Count the lines below that include the word "Select", then give that number and no other words.
+++
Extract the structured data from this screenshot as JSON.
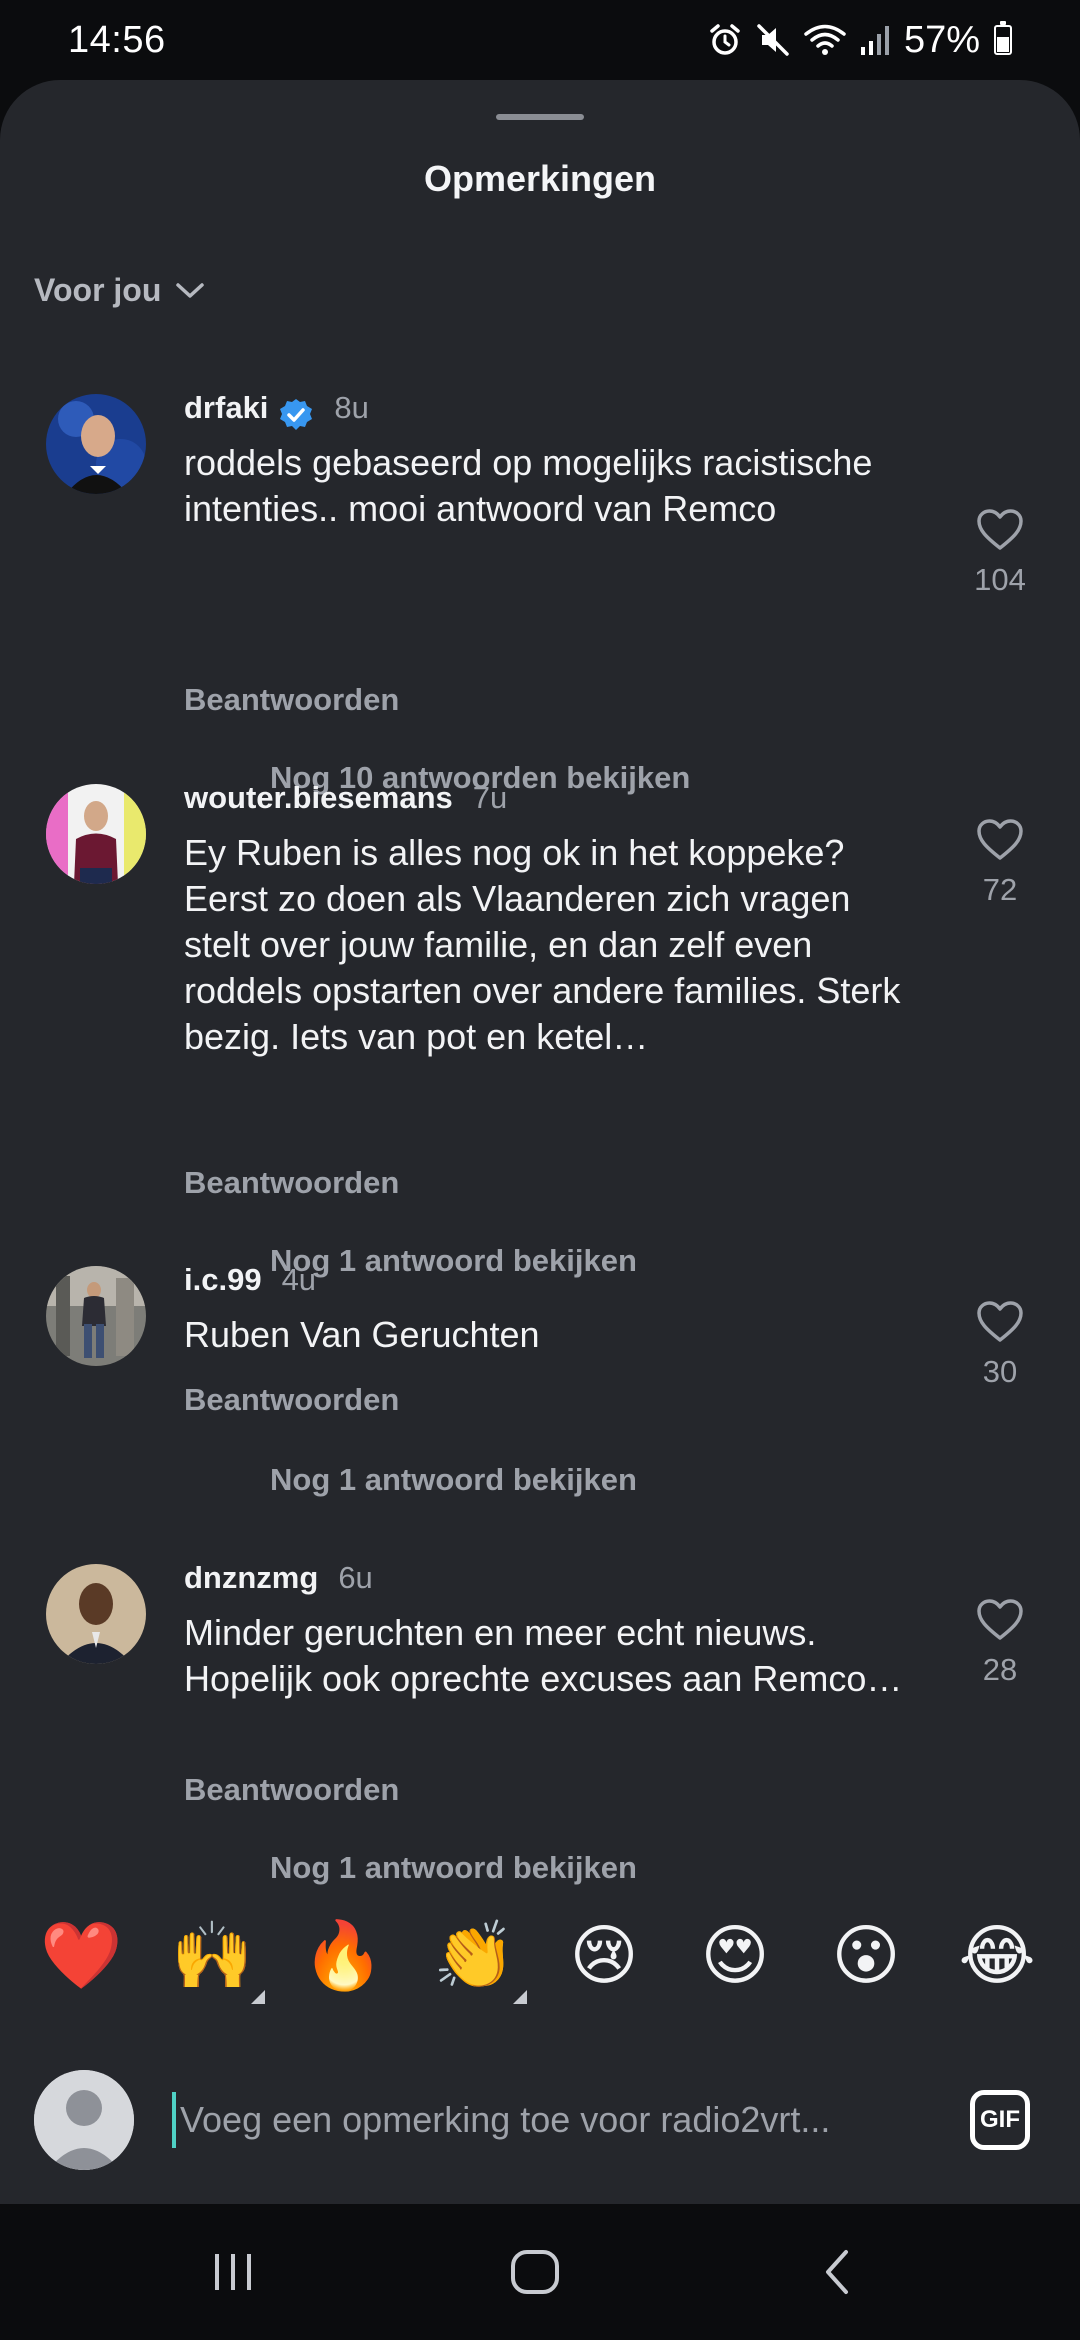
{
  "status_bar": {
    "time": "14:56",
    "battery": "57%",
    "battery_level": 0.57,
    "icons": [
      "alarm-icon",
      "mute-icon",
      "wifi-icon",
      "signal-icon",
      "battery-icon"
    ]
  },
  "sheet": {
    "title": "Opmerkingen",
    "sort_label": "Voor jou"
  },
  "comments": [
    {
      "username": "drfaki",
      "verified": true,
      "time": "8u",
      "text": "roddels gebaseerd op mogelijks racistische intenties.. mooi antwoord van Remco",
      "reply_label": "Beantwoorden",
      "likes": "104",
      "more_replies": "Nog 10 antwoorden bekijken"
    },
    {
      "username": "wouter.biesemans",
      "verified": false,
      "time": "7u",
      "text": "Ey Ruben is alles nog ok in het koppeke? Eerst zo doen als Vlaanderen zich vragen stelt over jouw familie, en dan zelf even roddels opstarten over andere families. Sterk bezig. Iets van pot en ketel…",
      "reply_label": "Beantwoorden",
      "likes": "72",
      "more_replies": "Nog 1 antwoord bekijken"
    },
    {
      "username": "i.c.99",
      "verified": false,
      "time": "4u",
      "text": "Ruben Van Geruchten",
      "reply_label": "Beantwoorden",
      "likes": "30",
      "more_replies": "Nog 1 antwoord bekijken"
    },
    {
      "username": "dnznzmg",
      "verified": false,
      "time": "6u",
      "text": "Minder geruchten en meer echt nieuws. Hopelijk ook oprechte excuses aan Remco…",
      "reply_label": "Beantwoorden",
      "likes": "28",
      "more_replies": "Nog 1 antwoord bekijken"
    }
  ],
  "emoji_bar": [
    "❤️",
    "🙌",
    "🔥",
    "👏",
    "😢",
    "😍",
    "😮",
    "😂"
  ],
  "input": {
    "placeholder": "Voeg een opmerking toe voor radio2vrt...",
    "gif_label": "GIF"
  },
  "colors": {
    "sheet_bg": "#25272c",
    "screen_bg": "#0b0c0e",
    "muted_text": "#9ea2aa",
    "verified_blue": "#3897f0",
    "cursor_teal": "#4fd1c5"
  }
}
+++
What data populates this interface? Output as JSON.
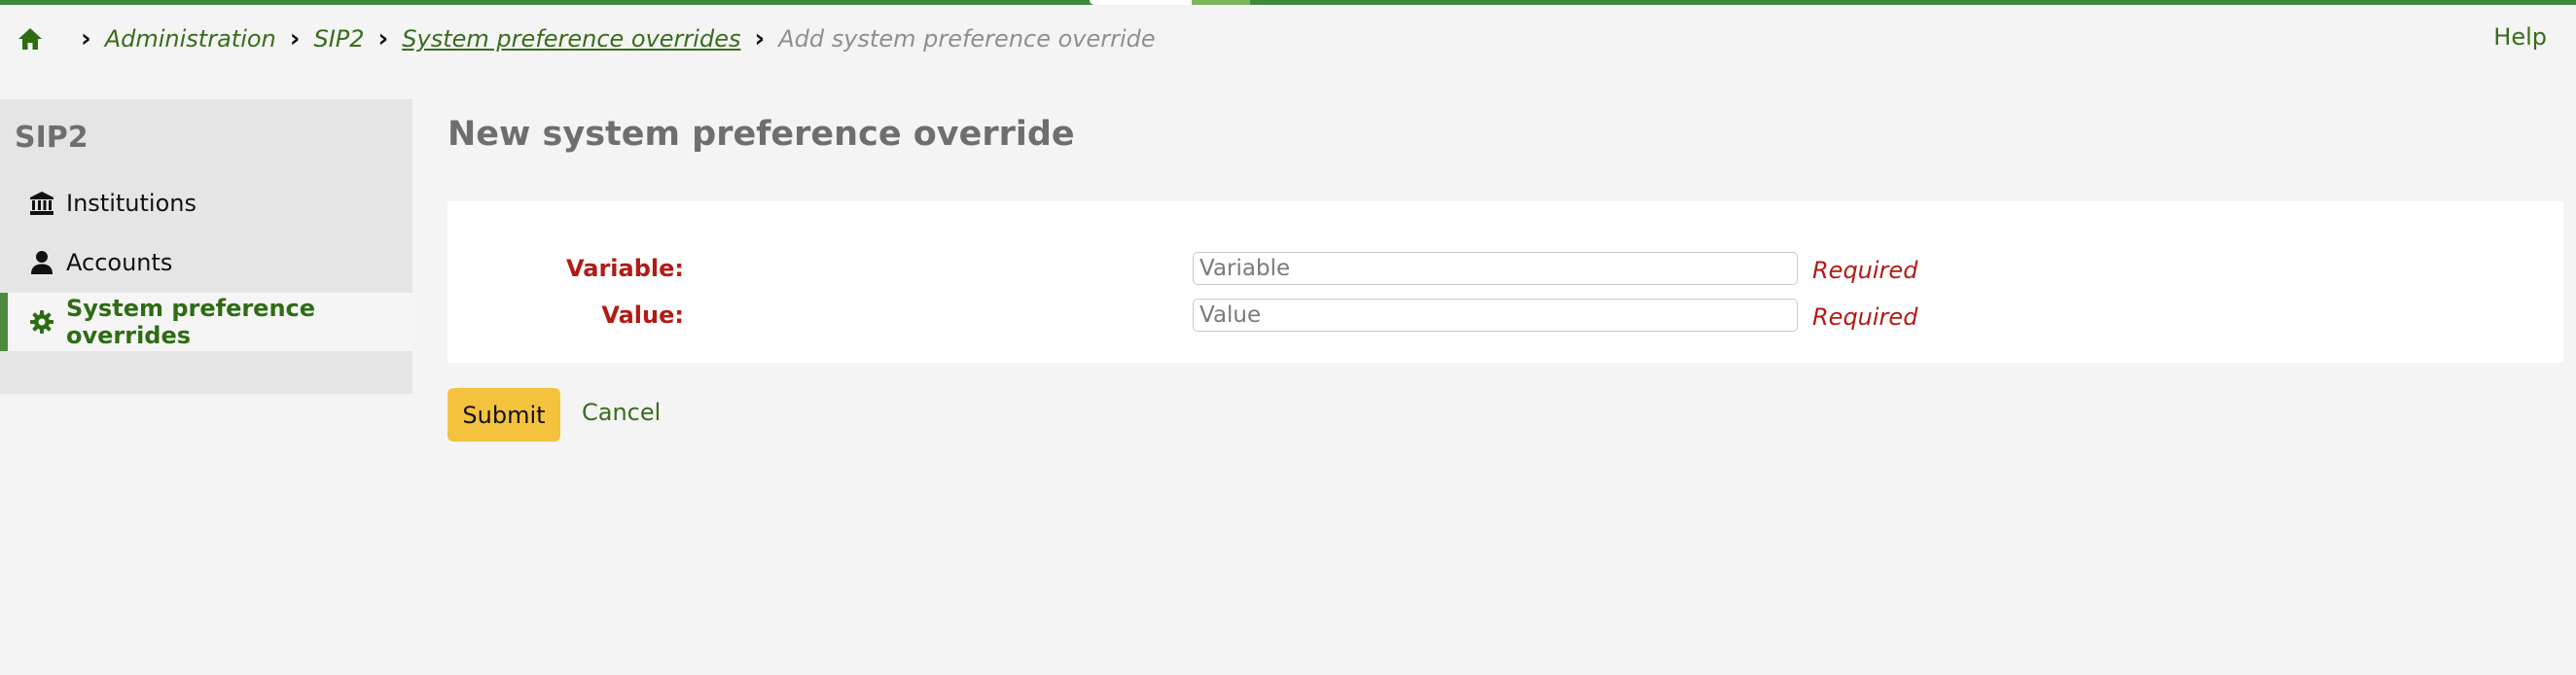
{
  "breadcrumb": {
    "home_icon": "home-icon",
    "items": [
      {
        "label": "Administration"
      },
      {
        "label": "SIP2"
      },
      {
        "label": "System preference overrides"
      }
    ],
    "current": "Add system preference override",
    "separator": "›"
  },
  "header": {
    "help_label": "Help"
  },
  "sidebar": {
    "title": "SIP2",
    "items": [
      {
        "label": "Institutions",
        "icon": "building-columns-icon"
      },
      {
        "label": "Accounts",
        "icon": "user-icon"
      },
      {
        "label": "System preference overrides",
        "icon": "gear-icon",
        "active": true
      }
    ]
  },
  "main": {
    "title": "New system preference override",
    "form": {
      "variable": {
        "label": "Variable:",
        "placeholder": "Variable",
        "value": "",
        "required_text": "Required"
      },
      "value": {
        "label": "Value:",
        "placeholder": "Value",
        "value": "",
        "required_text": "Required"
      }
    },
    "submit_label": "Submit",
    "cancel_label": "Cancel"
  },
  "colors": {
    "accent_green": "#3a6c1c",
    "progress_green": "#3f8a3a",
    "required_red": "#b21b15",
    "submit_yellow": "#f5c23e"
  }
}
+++
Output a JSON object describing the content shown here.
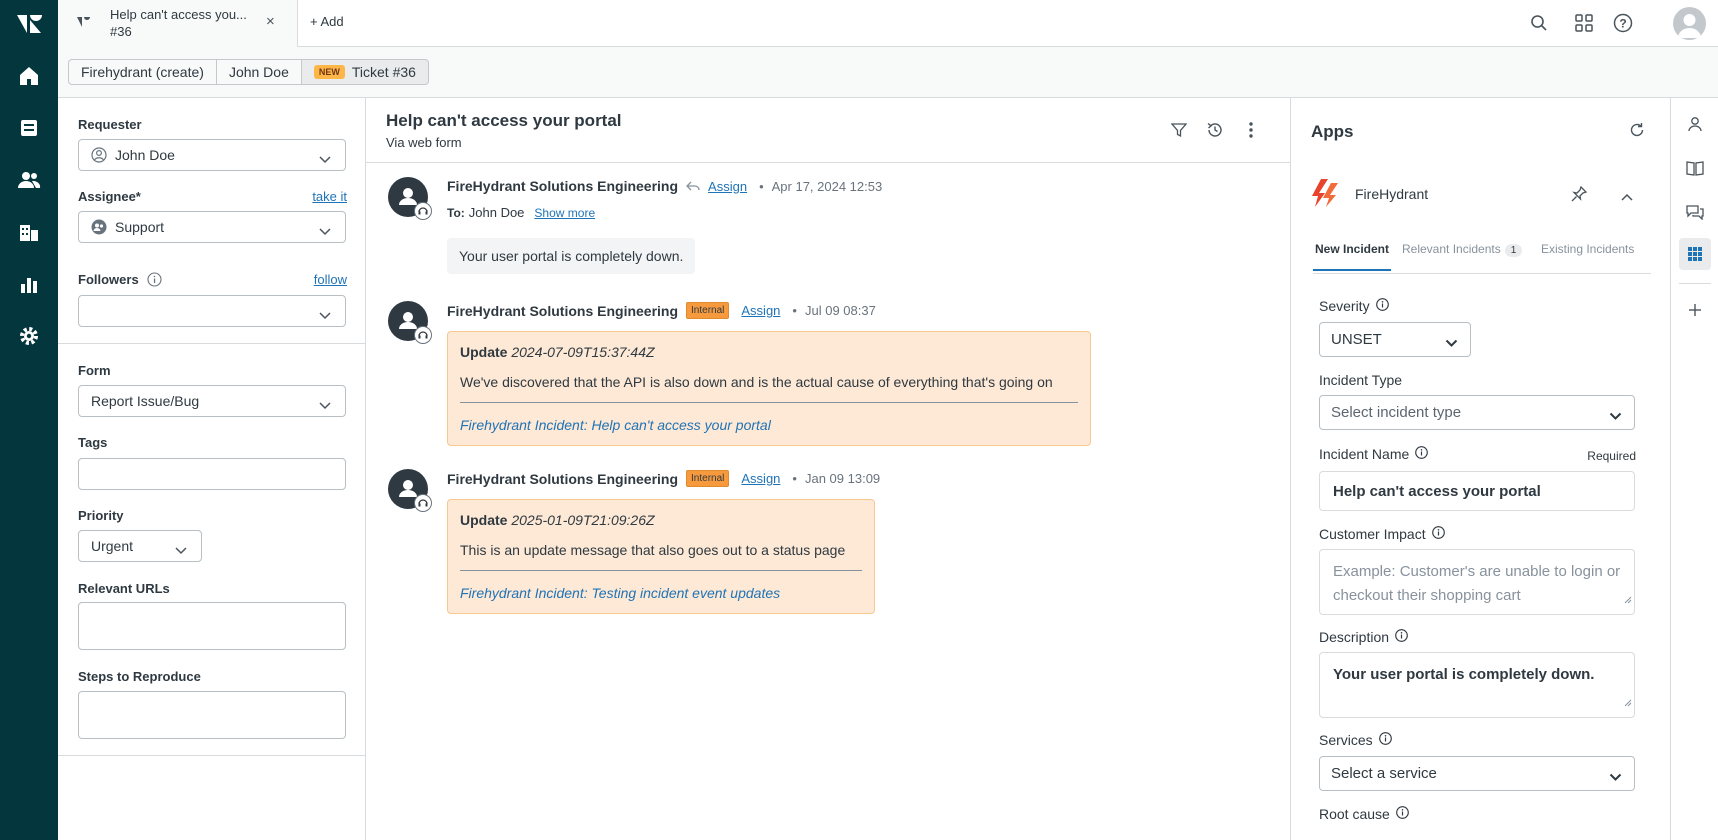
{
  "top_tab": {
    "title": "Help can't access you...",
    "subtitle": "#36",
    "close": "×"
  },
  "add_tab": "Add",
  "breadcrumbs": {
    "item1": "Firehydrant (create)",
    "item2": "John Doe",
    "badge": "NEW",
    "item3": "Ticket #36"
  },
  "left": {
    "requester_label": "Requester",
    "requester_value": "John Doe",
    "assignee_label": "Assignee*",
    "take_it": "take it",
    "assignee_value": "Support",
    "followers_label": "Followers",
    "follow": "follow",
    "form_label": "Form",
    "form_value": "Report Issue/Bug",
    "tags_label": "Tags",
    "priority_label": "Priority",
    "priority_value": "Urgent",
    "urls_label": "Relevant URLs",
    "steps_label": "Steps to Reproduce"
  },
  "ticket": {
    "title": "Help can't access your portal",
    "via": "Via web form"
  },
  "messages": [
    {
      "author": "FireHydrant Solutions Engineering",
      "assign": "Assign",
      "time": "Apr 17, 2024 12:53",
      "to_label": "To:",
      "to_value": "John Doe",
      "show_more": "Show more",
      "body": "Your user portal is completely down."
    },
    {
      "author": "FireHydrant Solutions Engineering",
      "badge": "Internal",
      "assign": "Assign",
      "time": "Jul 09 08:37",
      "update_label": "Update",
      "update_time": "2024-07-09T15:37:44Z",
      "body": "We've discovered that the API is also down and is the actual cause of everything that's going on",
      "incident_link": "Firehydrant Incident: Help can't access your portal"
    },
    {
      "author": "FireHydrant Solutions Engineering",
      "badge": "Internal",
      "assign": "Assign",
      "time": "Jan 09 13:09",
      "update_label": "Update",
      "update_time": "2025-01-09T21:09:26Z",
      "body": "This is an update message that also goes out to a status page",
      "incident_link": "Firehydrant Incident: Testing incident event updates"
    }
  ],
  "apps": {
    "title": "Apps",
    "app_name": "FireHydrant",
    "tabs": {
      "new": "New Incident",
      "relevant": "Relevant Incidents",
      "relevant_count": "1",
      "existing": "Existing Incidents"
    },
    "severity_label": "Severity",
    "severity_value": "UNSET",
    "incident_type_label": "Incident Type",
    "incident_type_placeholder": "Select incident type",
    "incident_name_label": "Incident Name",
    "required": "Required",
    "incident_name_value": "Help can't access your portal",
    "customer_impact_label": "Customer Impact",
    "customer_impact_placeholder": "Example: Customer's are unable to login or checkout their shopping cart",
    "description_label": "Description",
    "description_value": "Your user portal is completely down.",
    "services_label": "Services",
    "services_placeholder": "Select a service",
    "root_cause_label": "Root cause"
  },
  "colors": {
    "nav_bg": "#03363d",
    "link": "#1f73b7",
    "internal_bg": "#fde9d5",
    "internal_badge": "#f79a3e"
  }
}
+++
● **Written reply**:
2